I set out in Ed R. Levin County Park after dropping M at the Oakland Airport for a quick boys' weekend in Joshua Tree and Long Beach. I arrived at the park, on the outskirts of Milpitas, before 9 a.m. and paid the modest entry fee. Despite miles of trails wending up the grassy hillsides, the parking lots were empty. I felt surprised, but was excited to have the paths to myself.
I laced up new Project E-Motion N2 trail shoes by Pearl Izumi, decided against listening to music and popped a Hammer Endurolytes Fizz tablet in my water bottle. I had roughly planned a 9- to 12-mile adventure that would take me to Monument Peak and perhaps all the way to Mission Peak, in the adjacent Mission Peak Regional Preserve.

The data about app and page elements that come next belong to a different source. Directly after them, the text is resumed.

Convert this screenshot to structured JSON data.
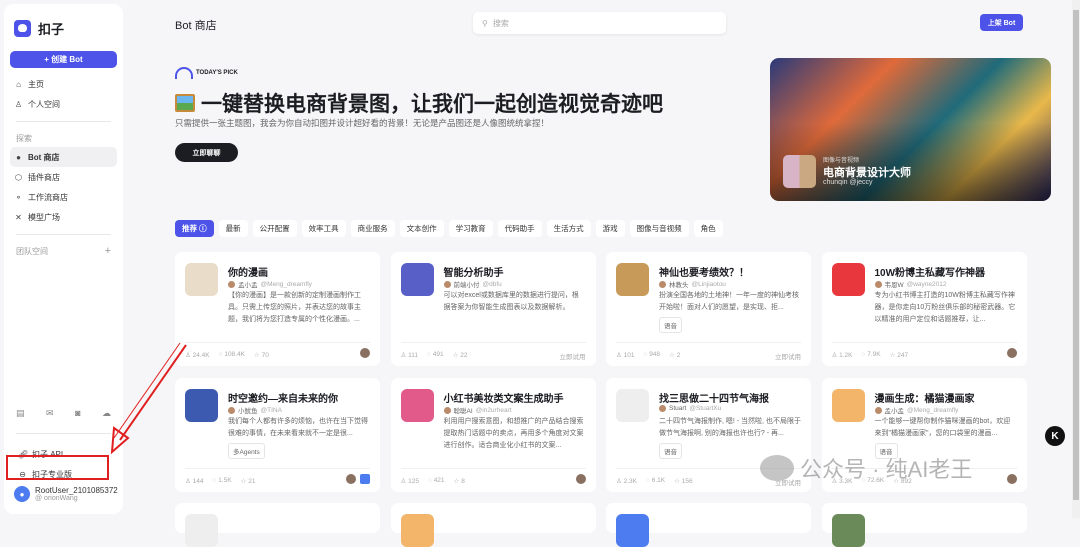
{
  "sidebar": {
    "logo": "扣子",
    "create": "+ 创建 Bot",
    "nav": [
      "主页",
      "个人空间"
    ],
    "explore_label": "探索",
    "explore": [
      "Bot 商店",
      "插件商店",
      "工作流商店",
      "模型广场"
    ],
    "team_label": "团队空间",
    "team_add": "+",
    "api": "扣子 API",
    "pro": "扣子专业版",
    "user": {
      "name": "RootUser_2101085372",
      "handle": "@ orionWang"
    }
  },
  "header": {
    "title": "Bot 商店",
    "search_placeholder": "搜索",
    "list_bot": "上架 Bot"
  },
  "hero": {
    "pick_label": "TODAY'S PICK",
    "title": "一键替换电商背景图，让我们一起创造视觉奇迹吧",
    "subtitle": "只需提供一张主题图，我会为你自动扣图并设计超好看的背景！无论是产品图还是人像图统统拿捏！",
    "cta": "立即聊聊",
    "card": {
      "category": "图像与音视频",
      "name": "电商背景设计大师",
      "author": "chunqin @jeccy"
    }
  },
  "tabs": [
    "推荐 ⓘ",
    "最新",
    "公开配置",
    "效率工具",
    "商业服务",
    "文本创作",
    "学习教育",
    "代码助手",
    "生活方式",
    "游戏",
    "图像与音视频",
    "角色"
  ],
  "try_label": "立即试用",
  "bots": [
    {
      "title": "你的漫画",
      "author": "孟小孟",
      "handle": "@Meng_dreamfly",
      "desc": "【你的漫画】是一款创新的定制漫画制作工具。只需上传您的照片，并表达您的故事主题，我们将为您打造专属的个性化漫画。...",
      "users": "24.4K",
      "chats": "108.4K",
      "stars": "70",
      "color": "#e9dcc8"
    },
    {
      "title": "智能分析助手",
      "author": "前端小付",
      "handle": "@dbfu",
      "desc": "可以对excel或数据库里的数据进行提问，根据答案为你智能生成图表以及数据解析。",
      "users": "111",
      "chats": "491",
      "stars": "22",
      "color": "#5860c8"
    },
    {
      "title": "神仙也要考绩效？！",
      "author": "林教头",
      "handle": "@Linjiaotou",
      "desc": "扮演全国各地的土地神！一年一度的神仙考核开始啦！面对人们的愿望，是实现、拒...",
      "tag": "语音",
      "users": "101",
      "chats": "948",
      "stars": "2",
      "color": "#c89a5a"
    },
    {
      "title": "10W粉博主私藏写作神器",
      "author": "韦恩W",
      "handle": "@wayne2012",
      "desc": "专为小红书博主打造的10W粉博主私藏写作神器，是你走向10万粉丝俱乐部的秘密武器。它以精准的用户定位和话题推荐，让...",
      "users": "1.2K",
      "chats": "7.9K",
      "stars": "247",
      "color": "#e8383d"
    },
    {
      "title": "时空邀约—来自未来的你",
      "author": "小鱿鱼",
      "handle": "@TINA",
      "desc": "我们每个人都有许多的烦恼，也许在当下觉得很难的事情，在未来看来就不一定是很...",
      "tag": "多Agents",
      "users": "144",
      "chats": "1.5K",
      "stars": "21",
      "color": "#3b5ab0"
    },
    {
      "title": "小红书美妆类文案生成助手",
      "author": "聪聪AI",
      "handle": "@in2urheart",
      "desc": "利用用户搜索意图，和想推广的产品结合搜索提取热门话题中的卖点，再用多个角度对文案进行创作。适合商业化小红书的文案...",
      "users": "125",
      "chats": "421",
      "stars": "8",
      "color": "#e25a8a"
    },
    {
      "title": "找三思做二十四节气海报",
      "author": "Stuart",
      "handle": "@StuartXu",
      "desc": "二十四节气海报制作, 嗯! - 当然啦, 也不局限于做节气海报啊, 别的海报也许也行? - 再...",
      "tag": "语音",
      "users": "2.3K",
      "chats": "6.1K",
      "stars": "156",
      "color": "#eeeeee"
    },
    {
      "title": "漫画生成：橘猫漫画家",
      "author": "孟小孟",
      "handle": "@Meng_dreamfly",
      "desc": "一个能够一键帮你制作猫咪漫画的bot，欢迎来到\"橘猫漫画家\"，您的口袋里的漫画...",
      "tag": "语音",
      "users": "3.3K",
      "chats": "72.6K",
      "stars": "892",
      "color": "#f2b56a"
    }
  ],
  "row3_colors": [
    "#eeeeee",
    "#f2b56a",
    "#4d7cf0",
    "#6a8a5a"
  ],
  "watermark": "公众号 · 纯AI老王",
  "k_button": "K"
}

Unfortunately, it also was the morning after one of the first storms of the fall in the Bay Area and the rainfall (after so many months of so little) congealed the trail dust. Large signs declared the trails closed to bikes and horses because of the rain, a regulation I silently celebrated — I wouldn't have to contend with those trail users and I got a brief boost of confidence for being out there when cyclists and horsemen weren't.
Quickly, I realized the trails should also have been closed to runners and hikers. The mud sucked my shoes in, encasing them in a thick, sticky paste largely composed of decomposing horse shit. I paused to clean my shoes on a wooden fence, then continued my run. As the hill steepened, my feet slipped in the slick mud but I soldiered on.
A quarter-mile into the run, I encountered the first locked gate. Maybe this should have been a sign to turn back, but I assumed it was meant to keep those horses and bikes out. I just climbed it and used a rail to, again, clean mud from my shoes. I changed my mind when at the second locked gate, a long 15-minute mile farther up the trail. The trail conditions hadn't improved and likely wouldn't, even though the rain had let up and the sun was peeking through clouds. So I turned back, hopping a different gate to access a paved service road that led back to the parking lot.
Just before the parking lot, I detoured onto another trail that seemed less mucky than the first. Yeah right! Muckity muck mud everywhere. It felt like my shoes could be pulled right off my feet by the goop. On downhills, the mud naturally shook off of my shoes, and clumps of muddy horse poop flicked against my calves. Eventually, I found my way to manicured grass near the nearly-dry reservoir built for recreational fishing. I ran loops there to clean off the mud until I hit 4.5 miles. Unable to keep a pace in the extreme trail conditions, I called it.
I think I'll hit a favorite trail at The Forest of Nisene Marks State Park tomorrow morning before work. The rain improves those paths!
But Ed R. Levin County Park — I'll be back. A friend had recommended the trails there and they do look great, given the right weather conditions.